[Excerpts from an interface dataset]
>>

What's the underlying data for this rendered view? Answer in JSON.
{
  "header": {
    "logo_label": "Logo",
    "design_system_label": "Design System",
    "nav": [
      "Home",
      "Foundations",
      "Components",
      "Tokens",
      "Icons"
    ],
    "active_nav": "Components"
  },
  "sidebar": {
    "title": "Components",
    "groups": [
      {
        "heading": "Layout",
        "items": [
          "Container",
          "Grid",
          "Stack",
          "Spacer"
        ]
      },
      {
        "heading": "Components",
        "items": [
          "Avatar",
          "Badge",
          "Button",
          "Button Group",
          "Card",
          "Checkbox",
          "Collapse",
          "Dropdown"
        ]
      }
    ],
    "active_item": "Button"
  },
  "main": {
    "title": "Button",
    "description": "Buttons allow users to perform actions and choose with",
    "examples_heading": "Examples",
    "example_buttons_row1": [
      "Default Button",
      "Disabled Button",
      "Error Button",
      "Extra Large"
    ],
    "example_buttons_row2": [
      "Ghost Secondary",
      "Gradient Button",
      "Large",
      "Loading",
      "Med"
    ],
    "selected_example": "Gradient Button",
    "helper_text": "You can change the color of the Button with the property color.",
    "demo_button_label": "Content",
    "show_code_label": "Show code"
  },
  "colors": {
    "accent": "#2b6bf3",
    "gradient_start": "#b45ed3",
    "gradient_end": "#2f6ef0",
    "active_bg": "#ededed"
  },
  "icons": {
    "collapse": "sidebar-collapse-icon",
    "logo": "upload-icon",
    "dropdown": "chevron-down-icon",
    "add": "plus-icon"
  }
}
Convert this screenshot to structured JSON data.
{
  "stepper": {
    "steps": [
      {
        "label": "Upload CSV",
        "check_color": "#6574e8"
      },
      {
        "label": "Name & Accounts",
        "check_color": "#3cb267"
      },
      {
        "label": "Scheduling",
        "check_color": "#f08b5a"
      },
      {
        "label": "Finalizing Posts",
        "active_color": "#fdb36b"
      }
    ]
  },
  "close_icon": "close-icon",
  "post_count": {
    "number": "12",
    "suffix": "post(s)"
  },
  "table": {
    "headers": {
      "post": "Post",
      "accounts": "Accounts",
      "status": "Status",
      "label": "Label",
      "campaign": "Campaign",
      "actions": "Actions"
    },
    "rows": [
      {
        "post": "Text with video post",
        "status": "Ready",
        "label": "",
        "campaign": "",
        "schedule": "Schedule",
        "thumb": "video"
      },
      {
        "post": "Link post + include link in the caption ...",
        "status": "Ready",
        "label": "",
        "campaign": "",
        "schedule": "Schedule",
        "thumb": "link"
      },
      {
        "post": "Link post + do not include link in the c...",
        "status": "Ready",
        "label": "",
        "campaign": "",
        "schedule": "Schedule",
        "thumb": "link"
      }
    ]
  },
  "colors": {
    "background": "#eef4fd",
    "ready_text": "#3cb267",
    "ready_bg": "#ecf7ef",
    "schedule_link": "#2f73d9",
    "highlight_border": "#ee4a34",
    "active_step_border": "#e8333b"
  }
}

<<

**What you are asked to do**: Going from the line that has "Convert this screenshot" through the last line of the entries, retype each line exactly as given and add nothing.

**Exercise result**:
Convert this screenshot to structured JSON data.
{
  "stepper": {
    "steps": [
      {
        "label": "Upload CSV",
        "check_color": "#6574e8"
      },
      {
        "label": "Name & Accounts",
        "check_color": "#3cb267"
      },
      {
        "label": "Scheduling",
        "check_color": "#f08b5a"
      },
      {
        "label": "Finalizing Posts",
        "active_color": "#fdb36b"
      }
    ]
  },
  "close_icon": "close-icon",
  "post_count": {
    "number": "12",
    "suffix": "post(s)"
  },
  "table": {
    "headers": {
      "post": "Post",
      "accounts": "Accounts",
      "status": "Status",
      "label": "Label",
      "campaign": "Campaign",
      "actions": "Actions"
    },
    "rows": [
      {
        "post": "Text with video post",
        "status": "Ready",
        "label": "",
        "campaign": "",
        "schedule": "Schedule",
        "thumb": "video"
      },
      {
        "post": "Link post + include link in the caption ...",
        "status": "Ready",
        "label": "",
        "campaign": "",
        "schedule": "Schedule",
        "thumb": "link"
      },
      {
        "post": "Link post + do not include link in the c...",
        "status": "Ready",
        "label": "",
        "campaign": "",
        "schedule": "Schedule",
        "thumb": "link"
      }
    ]
  },
  "colors": {
    "background": "#eef4fd",
    "ready_text": "#3cb267",
    "ready_bg": "#ecf7ef",
    "schedule_link": "#2f73d9",
    "highlight_border": "#ee4a34",
    "active_step_border": "#e8333b"
  }
}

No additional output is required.